--- Material provided Enclosed Below ---

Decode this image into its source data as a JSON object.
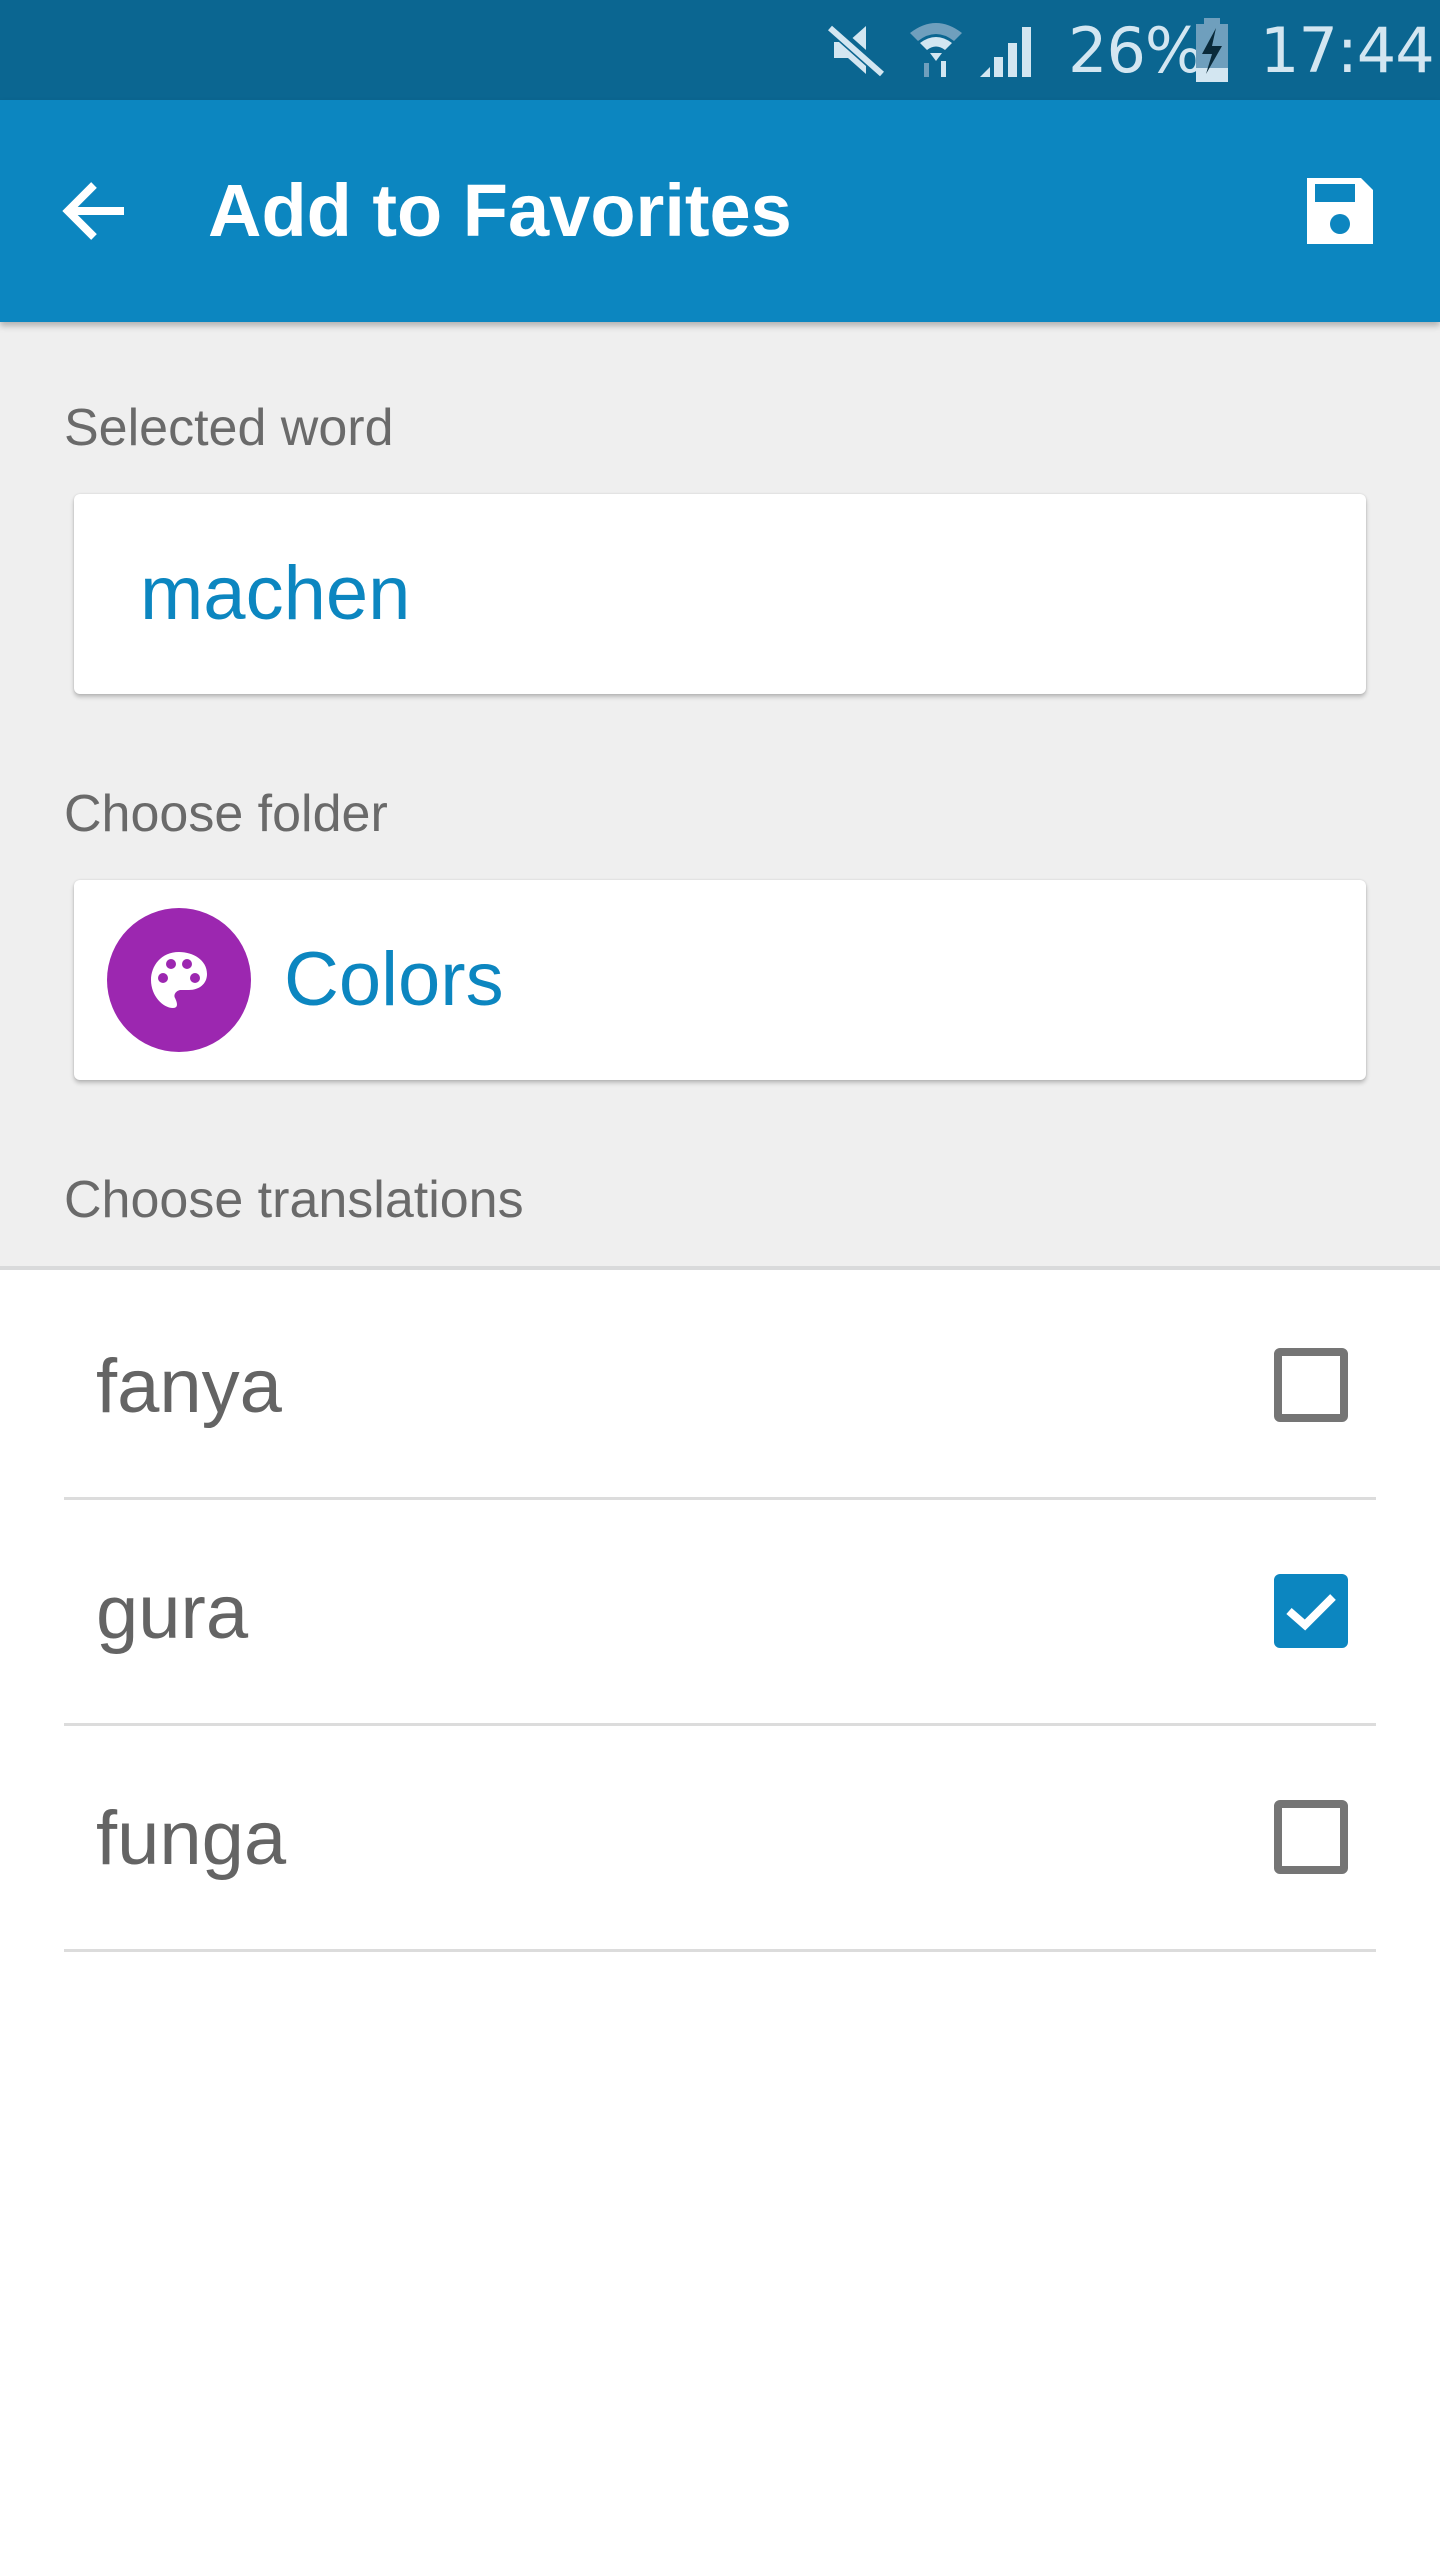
{
  "status_bar": {
    "icons": [
      "mute-icon",
      "wifi-icon",
      "signal-icon",
      "battery-charging-icon"
    ],
    "battery": "26%",
    "time": "17:44"
  },
  "app_bar": {
    "back_icon": "arrow-left-icon",
    "title": "Add to Favorites",
    "save_icon": "floppy-disk-icon"
  },
  "form": {
    "selected_word_label": "Selected word",
    "selected_word_value": "machen",
    "folder_label": "Choose folder",
    "folder": {
      "name": "Colors",
      "icon": "palette-icon",
      "color": "#9c27b0"
    },
    "translations_label": "Choose translations"
  },
  "translations": [
    {
      "label": "fanya",
      "checked": false
    },
    {
      "label": "gura",
      "checked": true
    },
    {
      "label": "funga",
      "checked": false
    }
  ],
  "colors": {
    "primary": "#0c86c0",
    "status_bar": "#0b6691",
    "background": "#efefef",
    "text_secondary": "#6a6a6a"
  }
}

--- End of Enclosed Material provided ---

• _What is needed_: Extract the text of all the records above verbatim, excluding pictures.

• _Solved exercise_:
Decode this image into its source data as a JSON object.
{
  "status_bar": {
    "icons": [
      "mute-icon",
      "wifi-icon",
      "signal-icon",
      "battery-charging-icon"
    ],
    "battery": "26%",
    "time": "17:44"
  },
  "app_bar": {
    "back_icon": "arrow-left-icon",
    "title": "Add to Favorites",
    "save_icon": "floppy-disk-icon"
  },
  "form": {
    "selected_word_label": "Selected word",
    "selected_word_value": "machen",
    "folder_label": "Choose folder",
    "folder": {
      "name": "Colors",
      "icon": "palette-icon",
      "color": "#9c27b0"
    },
    "translations_label": "Choose translations"
  },
  "translations": [
    {
      "label": "fanya",
      "checked": false
    },
    {
      "label": "gura",
      "checked": true
    },
    {
      "label": "funga",
      "checked": false
    }
  ],
  "colors": {
    "primary": "#0c86c0",
    "status_bar": "#0b6691",
    "background": "#efefef",
    "text_secondary": "#6a6a6a"
  }
}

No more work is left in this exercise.